Aurora HDR Analysis
As a travel photographer I have never been a big fan of what was traditionally understood as HDR images, artificial creations that in many cases seemed past a neon filter. Over the years I ended up adopting its most contained version, tonal mapping, as one more instrument when it comes to capturing certain scenes, but until the release of Lightroom 6 I did not find a tool with which I really felt comfortable within my usual workflow.
Given this background, I confess that I set out to analyze Aurora HDR, a new application designed specifically for OS X by Macphun Software in close collaboration with Trey Ratcliff, one of the photographers specializing in HDR the most famous in the world, but after a week with her I can only recommend that you give her a chance. High dynamic range… here we go!

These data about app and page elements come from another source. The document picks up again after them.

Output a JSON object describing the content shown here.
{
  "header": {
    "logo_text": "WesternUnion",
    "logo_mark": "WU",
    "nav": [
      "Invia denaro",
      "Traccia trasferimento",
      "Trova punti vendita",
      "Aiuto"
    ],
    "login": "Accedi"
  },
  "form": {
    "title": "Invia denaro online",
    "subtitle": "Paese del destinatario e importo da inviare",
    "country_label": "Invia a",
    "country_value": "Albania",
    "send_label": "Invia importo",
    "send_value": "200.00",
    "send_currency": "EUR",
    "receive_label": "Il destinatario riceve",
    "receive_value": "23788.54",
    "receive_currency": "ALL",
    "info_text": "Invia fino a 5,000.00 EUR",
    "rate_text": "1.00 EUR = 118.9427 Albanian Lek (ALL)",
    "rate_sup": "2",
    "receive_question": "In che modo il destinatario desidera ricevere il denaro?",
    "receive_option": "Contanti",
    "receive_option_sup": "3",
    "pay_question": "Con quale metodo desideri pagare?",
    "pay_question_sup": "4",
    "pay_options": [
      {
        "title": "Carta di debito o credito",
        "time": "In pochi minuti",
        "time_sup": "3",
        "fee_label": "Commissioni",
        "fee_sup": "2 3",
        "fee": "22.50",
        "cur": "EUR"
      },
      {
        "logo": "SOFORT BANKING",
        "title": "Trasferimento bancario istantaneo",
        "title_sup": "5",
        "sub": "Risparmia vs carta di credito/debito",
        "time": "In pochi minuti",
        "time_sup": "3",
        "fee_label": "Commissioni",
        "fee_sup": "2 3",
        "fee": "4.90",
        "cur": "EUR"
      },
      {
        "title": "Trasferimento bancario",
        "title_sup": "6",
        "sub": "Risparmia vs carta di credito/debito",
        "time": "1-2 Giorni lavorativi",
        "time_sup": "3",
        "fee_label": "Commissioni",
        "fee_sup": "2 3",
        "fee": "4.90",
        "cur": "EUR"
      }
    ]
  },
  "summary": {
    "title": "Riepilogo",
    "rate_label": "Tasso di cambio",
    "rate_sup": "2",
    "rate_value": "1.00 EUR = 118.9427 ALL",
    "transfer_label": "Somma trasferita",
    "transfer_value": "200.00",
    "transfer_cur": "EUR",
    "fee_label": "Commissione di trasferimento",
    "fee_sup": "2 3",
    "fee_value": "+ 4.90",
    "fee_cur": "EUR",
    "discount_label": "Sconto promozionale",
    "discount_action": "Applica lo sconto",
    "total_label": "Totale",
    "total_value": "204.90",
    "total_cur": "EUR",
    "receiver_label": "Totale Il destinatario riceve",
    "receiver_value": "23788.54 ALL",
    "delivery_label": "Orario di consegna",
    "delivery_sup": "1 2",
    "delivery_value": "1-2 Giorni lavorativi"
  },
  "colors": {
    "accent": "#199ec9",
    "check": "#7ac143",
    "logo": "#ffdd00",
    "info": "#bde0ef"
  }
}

In case I catch a clueless one, HDR photography is a photographic technique that allows us to overcome the limitations of image sensors in digital photography. This process uses multiple shots from the same scene with different exposure values (bracketing or bracketing) that are then combined into a single image with a higher dynamic range. Three photographs are usually used in which the shutter speed or ISO sensitivity (preferably to opening) is modified, one with the average exposure that we would normally make, plus two others, one overexposed to obtain detail of shadows and another underexposed to regain the highlights.
An example: in a sunset in the middle of the city like the one in the upper image, the first exhibition would capture the typical photograph with a beautiful sky but most of the city in the dark; the second would burn the sky but it would let us enter the streets and fail worse lit to appreciate them in detail; and the third would be the darkest of the three revealing a great intensity in the colors of the sky, especially if the sun was in the frame and burned part of the shot even in the average exposure.

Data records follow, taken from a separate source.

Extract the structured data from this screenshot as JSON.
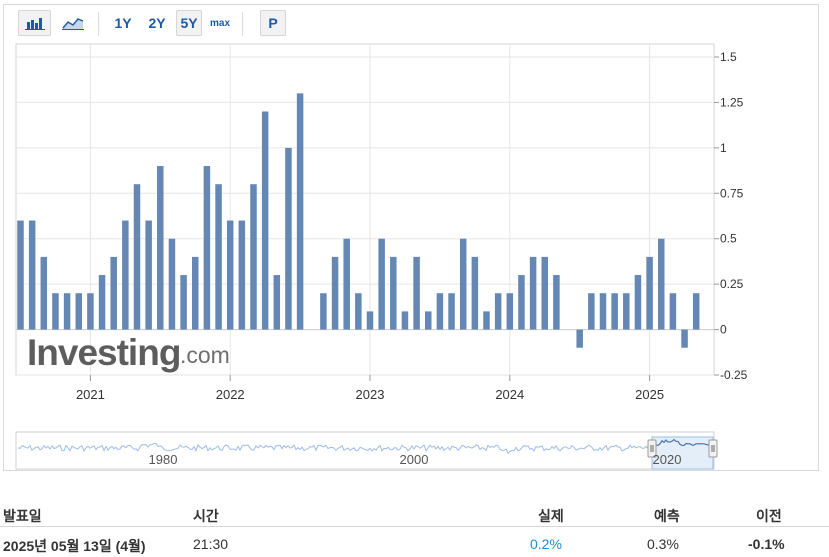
{
  "toolbar": {
    "bar_chart_icon": "bar-chart-icon",
    "area_chart_icon": "area-chart-icon",
    "range_1y": "1Y",
    "range_2y": "2Y",
    "range_5y": "5Y",
    "range_max": "max",
    "p_button": "P"
  },
  "watermark": {
    "brand": "Investing",
    "suffix": ".com"
  },
  "colors": {
    "bar": "#6587b4",
    "grid": "#e6e6e6",
    "axis_text": "#333333",
    "actual_value": "#1a8fd0",
    "navigator_line": "#9dbde6",
    "navigator_fill": "#dbe8f7"
  },
  "chart_data": {
    "type": "bar",
    "categories": [
      "2020-07",
      "2020-08",
      "2020-09",
      "2020-10",
      "2020-11",
      "2020-12",
      "2021-01",
      "2021-02",
      "2021-03",
      "2021-04",
      "2021-05",
      "2021-06",
      "2021-07",
      "2021-08",
      "2021-09",
      "2021-10",
      "2021-11",
      "2021-12",
      "2022-01",
      "2022-02",
      "2022-03",
      "2022-04",
      "2022-05",
      "2022-06",
      "2022-07",
      "2022-08",
      "2022-09",
      "2022-10",
      "2022-11",
      "2022-12",
      "2023-01",
      "2023-02",
      "2023-03",
      "2023-04",
      "2023-05",
      "2023-06",
      "2023-07",
      "2023-08",
      "2023-09",
      "2023-10",
      "2023-11",
      "2023-12",
      "2024-01",
      "2024-02",
      "2024-03",
      "2024-04",
      "2024-05",
      "2024-06",
      "2024-07",
      "2024-08",
      "2024-09",
      "2024-10",
      "2024-11",
      "2024-12",
      "2025-01",
      "2025-02",
      "2025-03",
      "2025-04"
    ],
    "values": [
      0.6,
      0.6,
      0.4,
      0.2,
      0.2,
      0.2,
      0.2,
      0.3,
      0.4,
      0.6,
      0.8,
      0.6,
      0.9,
      0.5,
      0.3,
      0.4,
      0.9,
      0.8,
      0.6,
      0.6,
      0.8,
      1.2,
      0.3,
      1.0,
      1.3,
      0.0,
      0.2,
      0.4,
      0.5,
      0.2,
      0.1,
      0.5,
      0.4,
      0.1,
      0.4,
      0.1,
      0.2,
      0.2,
      0.5,
      0.4,
      0.1,
      0.2,
      0.2,
      0.3,
      0.4,
      0.4,
      0.3,
      0.0,
      -0.1,
      0.2,
      0.2,
      0.2,
      0.2,
      0.3,
      0.4,
      0.5,
      0.2,
      -0.1,
      0.2
    ],
    "ylim": [
      -0.25,
      1.5
    ],
    "yticks": [
      -0.25,
      0,
      0.25,
      0.5,
      0.75,
      1,
      1.25,
      1.5
    ],
    "ytick_labels": [
      "-0.25",
      "0",
      "0.25",
      "0.5",
      "0.75",
      "1",
      "1.25",
      "1.5"
    ],
    "xtick_labels": [
      "2021",
      "2022",
      "2023",
      "2024",
      "2025"
    ],
    "xtick_months": [
      "2021-01",
      "2022-01",
      "2023-01",
      "2024-01",
      "2025-01"
    ],
    "grid": true,
    "title": "",
    "xlabel": "",
    "ylabel": ""
  },
  "navigator": {
    "labels": [
      "1980",
      "2000",
      "2020"
    ]
  },
  "table": {
    "headers": [
      "발표일",
      "시간",
      "실제",
      "예측",
      "이전"
    ],
    "rows": [
      {
        "date": "2025년 05월 13일 (4월)",
        "time": "21:30",
        "actual": "0.2%",
        "forecast": "0.3%",
        "previous": "-0.1%"
      }
    ]
  }
}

-HDR photography is a photographic technique that allows us to overcome the limitations of image sensors in digital photography-
The application’s interface is simple in operation but immense in options with up to thirteen groups of sliders to fit to the millimeter aspects such as tone, structure, noise, color, detail and many more. Some seem redundant to the naked eye while others are an enigma even to Photoshop or Lightroom veterans, forcing us to take an end-to-end adjustment to find out what the hell it actually does.
Beyond the typical controls I was pleasantly surprised that the guys at Macphun, perhaps guided by a photographer like Ratcliff, have allowed themselves to think «outside the box» by including simple controls for tasks that I myself usually do in a more manual way in other applications. This is the case of the top and bottom lighting panel, to modify the exposure in these areas, or the (different) «glow» controls to achieve the characteristic hazy effect of some of Ratcliff’s best-known photographs.
If you don’t want to complicate your life, Aurora HDR has different sets of presets, recipes to cook the images and get a certain look that are organized between basic, architecture, landscapes, interior s and dramatic. We can bookmark our favorites and move from one to the other quickly or create our own recipes when we feel more comfortable with the applications and want to find our own style.
Finally, another very useful feature is the layer support, implemented next to a brush to create masks quickly while stacking variations of HDR to, for example, make the rainbow of this image stand out more and give more intensity to the blue areas of the sky without the ground going away from mother. Again, Macphun might have just copied the operation of Photoshop masks forgive his place has made his own approach to make the process even more organic.
Aurora HDR and Aurora HDR Pro
Aurora HDR is available in two versions. The normal is exclusively in the Mac App Store at a starting price of 39.99 euros which will subsequently rise to 49.99 euros, while the professional one costs 114 euros and can be purchased through the Macphun online store. The version that we have used for this analysis is the Pro, but both are practically identical with the exception of some advanced tools and features:
- Native RAW image support.
- Unlimited number of sockets for bracketing/forking.
- Unlimited number of layers.
- Integration with Photoshop, Lightroom and Aperture (yes, apparently still out there) in the form of a plug-in.
- Some additional presets, including a dozen with Trey Ratcliff’s personal stamp.
- Brightness masks and degraded tool.
- Reduction of chromatic aberrations.
-Aurora HDR is one of the best specialized tools in this photographic mode, percent-
My overall rating is absolutely positive. Aurora HDR is one of the best specialized tools in this photo mode, maybe the best, but like any version 1.0 still has room for improvement. From adding more keyboard shortcuts to being able to control the brush size with the mouse touch surface just like in Lightroom, or some noise issues I’ve encountered in a particular image without too much explanation.
Despite these peros, Aurora HDR offers us a complete environment to treat our photographs from start to finish and find the final image that we had in our head at the time of pressing the shutter release, either from the most natural to the most histrionic (or stylized , if you are a fan of this end).